This Friday’s photograph shows a couple of men hard at work. Think of a caption for the photo and post it to our blog or Facebook page. Keep in mind that when you post a caption your name is automatically entered in our caption contest. The winner will be announced in September and receive a free standard tour of Huguenot Street.
The photo from last week features a group of friends who are seemingly drinking alcohol together at a bar. Again, we don’t know who these people are or where it was taken, but it was found in the Matthew Fitch Hasbrouck Photograph Collection. Alcohol is a beverage that has been consumed for thousands of years for various cultural and religious reasons. In fact, there is archaeological evidence that alcohol was purposefully fermented as early as the Neolithic Period, 10,000 B.C. From the beginning, alcohol has been regularly used in religious worship. It was often offered as a gift to the gods or deities for good fortune. Aside from religious rituals, alcohol has historically been an important source of calories for populations that were nutritionally deficient, as it contains high levels of fat, carbohydrates, and protein. It was also consumed daily as a source of hydration, because the water that was available was often too dirty and polluted to drink. Yet another function that alcohol served was for medicinal purposes. There is research that suggests that alcohol reduces the risk of diseases such as heart disease and osteoporosis. It was used fairly often to eradicate pain as well. Finally, alcohol increases enjoyment, and has always been used in social situations for entertainment and relaxation. Alcohol is a beverage that has been consistently consumed throughout history, and although there are some negative problems associated with alcohol today, it is likely to be used for a long time to come.
This will be my final blog post for Photo Friday, and next week it will be continued by another intern.
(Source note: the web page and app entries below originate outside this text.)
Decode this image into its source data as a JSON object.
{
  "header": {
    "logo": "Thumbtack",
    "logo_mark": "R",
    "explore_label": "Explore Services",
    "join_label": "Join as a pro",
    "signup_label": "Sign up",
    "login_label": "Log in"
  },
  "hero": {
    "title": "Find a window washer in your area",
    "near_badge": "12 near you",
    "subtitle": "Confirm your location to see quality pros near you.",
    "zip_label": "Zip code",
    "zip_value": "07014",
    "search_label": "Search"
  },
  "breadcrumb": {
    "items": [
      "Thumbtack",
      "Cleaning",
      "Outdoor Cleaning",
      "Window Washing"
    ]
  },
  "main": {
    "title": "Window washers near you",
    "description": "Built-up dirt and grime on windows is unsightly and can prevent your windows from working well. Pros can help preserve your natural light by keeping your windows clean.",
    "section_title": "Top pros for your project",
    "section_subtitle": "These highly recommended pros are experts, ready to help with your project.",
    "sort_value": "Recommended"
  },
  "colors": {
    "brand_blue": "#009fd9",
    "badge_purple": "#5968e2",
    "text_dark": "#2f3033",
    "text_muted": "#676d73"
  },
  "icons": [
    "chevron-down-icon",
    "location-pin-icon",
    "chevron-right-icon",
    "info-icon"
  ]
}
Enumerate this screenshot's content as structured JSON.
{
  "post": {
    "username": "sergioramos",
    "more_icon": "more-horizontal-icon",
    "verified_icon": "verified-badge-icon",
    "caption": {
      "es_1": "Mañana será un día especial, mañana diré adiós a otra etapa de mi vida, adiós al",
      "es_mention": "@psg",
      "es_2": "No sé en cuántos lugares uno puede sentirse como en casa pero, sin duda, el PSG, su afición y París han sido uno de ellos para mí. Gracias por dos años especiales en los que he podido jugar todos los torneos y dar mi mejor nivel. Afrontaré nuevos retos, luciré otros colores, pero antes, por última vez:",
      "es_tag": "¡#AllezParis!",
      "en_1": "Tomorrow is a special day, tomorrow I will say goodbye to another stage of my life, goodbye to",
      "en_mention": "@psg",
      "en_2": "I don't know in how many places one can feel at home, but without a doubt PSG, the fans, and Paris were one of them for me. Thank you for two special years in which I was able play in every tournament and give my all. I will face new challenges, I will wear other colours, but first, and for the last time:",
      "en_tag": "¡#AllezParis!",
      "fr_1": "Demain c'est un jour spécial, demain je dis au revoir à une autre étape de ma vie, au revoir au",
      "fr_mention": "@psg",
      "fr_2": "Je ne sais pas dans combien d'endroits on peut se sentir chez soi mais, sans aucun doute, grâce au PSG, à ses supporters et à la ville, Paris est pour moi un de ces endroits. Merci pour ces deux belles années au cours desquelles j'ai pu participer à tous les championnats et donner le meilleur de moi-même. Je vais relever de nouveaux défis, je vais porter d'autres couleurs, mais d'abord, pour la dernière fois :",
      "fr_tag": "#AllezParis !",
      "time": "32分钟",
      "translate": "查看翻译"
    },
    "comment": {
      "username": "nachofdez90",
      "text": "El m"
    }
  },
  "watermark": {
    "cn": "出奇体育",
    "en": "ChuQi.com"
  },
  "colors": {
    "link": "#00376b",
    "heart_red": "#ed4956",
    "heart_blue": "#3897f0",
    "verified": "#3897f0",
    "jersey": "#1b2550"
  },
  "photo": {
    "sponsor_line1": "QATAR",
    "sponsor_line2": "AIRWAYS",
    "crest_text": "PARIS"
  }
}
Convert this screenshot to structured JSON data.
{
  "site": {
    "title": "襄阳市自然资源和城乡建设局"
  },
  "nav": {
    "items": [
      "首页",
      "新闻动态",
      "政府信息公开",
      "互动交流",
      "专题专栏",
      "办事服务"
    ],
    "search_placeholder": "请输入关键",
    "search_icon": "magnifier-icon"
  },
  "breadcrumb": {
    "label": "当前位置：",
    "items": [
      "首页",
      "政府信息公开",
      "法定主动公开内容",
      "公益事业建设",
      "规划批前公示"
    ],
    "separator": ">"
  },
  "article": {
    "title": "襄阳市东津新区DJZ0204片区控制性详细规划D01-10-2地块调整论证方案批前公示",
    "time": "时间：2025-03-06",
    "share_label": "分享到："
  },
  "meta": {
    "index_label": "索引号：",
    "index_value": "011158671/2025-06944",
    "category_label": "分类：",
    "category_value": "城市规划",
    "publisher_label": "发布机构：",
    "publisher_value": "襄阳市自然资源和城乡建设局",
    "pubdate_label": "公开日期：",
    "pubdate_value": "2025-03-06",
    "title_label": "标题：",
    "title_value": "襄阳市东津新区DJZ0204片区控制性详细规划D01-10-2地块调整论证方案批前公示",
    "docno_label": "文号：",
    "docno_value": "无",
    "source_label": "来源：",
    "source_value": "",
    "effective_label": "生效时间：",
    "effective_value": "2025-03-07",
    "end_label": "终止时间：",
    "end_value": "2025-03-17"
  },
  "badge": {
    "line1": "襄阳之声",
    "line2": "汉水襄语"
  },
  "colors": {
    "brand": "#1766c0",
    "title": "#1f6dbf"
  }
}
It has been both a joy and pleasure writing this series, and I hope you have enjoyed reading it as much as I have enjoyed writing it.
-Kathryn Marks, Summer Intern